> [WORK TO BE COMPLETED]:
Lines of the data that contain the word "subtitle" are the ones to copy.

> [PROVIDED RECORDS]:
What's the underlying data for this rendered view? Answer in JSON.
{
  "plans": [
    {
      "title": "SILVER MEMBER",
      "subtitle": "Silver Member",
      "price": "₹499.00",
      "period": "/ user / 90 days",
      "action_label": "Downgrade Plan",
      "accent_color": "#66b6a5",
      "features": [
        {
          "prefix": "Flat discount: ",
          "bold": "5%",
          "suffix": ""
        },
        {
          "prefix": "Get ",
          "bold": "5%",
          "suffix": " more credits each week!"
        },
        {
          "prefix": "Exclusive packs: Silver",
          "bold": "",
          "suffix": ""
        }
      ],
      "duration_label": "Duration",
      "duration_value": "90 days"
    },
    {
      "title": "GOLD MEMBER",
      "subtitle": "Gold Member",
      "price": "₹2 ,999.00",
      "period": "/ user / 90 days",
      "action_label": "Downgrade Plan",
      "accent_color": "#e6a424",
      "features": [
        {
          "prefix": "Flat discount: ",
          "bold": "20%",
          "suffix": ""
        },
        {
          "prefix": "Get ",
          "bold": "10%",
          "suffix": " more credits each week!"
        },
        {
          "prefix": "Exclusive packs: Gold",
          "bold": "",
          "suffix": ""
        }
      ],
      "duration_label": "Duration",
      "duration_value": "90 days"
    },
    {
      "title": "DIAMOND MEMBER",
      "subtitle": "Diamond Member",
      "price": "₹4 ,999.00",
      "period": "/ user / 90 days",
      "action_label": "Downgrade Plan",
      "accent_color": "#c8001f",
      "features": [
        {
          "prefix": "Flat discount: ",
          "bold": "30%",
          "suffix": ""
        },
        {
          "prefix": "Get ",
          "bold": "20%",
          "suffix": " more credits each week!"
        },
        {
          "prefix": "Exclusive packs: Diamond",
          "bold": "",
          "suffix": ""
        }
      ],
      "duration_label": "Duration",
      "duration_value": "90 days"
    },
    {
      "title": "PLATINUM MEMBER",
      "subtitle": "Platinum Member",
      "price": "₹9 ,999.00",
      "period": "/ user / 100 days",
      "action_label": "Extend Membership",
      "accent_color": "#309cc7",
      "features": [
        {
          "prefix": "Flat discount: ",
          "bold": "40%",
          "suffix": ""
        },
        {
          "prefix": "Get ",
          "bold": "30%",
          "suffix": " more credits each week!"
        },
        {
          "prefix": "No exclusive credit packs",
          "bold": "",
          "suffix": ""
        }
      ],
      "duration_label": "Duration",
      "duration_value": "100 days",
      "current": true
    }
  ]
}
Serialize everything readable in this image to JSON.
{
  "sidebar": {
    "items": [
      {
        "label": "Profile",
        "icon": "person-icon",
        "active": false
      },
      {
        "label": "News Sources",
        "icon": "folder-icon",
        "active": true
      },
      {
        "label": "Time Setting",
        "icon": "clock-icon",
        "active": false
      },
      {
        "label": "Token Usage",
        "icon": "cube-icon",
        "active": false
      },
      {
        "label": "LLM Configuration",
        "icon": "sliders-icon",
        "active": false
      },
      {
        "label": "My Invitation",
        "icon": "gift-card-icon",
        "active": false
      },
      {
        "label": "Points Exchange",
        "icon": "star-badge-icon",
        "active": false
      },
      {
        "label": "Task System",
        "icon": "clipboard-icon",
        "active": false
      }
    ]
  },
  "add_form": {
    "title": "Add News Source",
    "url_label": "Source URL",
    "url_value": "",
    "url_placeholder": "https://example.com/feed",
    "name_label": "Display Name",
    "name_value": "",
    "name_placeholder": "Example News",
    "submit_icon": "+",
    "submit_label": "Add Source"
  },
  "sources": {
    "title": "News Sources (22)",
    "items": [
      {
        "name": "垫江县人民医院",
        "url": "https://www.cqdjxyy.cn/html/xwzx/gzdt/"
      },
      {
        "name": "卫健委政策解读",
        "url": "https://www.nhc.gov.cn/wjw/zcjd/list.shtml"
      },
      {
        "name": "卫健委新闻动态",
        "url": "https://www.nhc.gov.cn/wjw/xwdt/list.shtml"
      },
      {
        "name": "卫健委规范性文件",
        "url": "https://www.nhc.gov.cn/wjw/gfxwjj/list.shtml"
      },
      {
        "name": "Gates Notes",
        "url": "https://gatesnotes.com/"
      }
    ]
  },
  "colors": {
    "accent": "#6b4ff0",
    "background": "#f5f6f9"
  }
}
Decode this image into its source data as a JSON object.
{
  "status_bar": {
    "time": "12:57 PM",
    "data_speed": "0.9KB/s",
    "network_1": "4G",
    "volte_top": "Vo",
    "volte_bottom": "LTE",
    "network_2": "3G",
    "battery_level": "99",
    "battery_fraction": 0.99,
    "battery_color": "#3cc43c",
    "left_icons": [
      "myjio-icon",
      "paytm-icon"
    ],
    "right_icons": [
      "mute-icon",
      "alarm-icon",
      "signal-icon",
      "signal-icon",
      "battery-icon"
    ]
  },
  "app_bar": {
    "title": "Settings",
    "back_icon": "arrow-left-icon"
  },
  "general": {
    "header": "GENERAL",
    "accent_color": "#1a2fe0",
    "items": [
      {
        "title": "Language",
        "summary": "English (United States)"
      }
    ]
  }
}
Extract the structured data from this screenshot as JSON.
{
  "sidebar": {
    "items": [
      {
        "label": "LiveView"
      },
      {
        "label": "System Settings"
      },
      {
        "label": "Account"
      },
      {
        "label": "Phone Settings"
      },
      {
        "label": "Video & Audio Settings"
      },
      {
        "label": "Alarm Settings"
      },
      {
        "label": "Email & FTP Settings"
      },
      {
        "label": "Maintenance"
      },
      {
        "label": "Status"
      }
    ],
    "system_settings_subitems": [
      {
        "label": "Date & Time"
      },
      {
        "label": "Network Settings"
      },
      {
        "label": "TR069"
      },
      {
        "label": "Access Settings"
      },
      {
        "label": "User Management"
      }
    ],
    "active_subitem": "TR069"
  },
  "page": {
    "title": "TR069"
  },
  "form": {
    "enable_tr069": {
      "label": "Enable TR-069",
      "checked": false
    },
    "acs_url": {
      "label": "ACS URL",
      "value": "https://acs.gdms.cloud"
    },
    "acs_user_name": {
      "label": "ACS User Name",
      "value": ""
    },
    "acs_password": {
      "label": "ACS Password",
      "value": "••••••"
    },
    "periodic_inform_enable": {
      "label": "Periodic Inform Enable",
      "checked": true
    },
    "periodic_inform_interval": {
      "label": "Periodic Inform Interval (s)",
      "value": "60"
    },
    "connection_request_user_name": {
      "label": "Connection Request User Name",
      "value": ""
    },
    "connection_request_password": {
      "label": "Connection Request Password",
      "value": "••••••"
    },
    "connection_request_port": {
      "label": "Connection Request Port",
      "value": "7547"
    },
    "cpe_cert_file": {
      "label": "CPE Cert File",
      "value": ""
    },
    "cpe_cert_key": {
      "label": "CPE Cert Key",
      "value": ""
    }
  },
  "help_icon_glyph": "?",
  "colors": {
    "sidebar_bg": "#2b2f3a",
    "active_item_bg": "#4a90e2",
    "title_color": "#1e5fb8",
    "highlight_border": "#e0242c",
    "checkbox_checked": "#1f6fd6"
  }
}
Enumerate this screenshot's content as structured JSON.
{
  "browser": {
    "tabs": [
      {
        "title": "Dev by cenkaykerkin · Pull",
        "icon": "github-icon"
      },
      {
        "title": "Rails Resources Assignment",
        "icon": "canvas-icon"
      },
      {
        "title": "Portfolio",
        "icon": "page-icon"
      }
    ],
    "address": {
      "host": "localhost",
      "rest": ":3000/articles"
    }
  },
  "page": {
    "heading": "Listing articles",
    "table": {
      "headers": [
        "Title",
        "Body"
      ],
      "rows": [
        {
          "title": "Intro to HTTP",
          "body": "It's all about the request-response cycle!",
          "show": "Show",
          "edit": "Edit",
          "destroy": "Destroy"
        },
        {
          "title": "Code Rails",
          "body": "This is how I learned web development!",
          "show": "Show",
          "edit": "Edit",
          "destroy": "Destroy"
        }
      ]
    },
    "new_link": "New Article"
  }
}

> [RESULT]:
      "subtitle": "Silver Member",
      "subtitle": "Gold Member",
      "subtitle": "Diamond Member",
      "subtitle": "Platinum Member",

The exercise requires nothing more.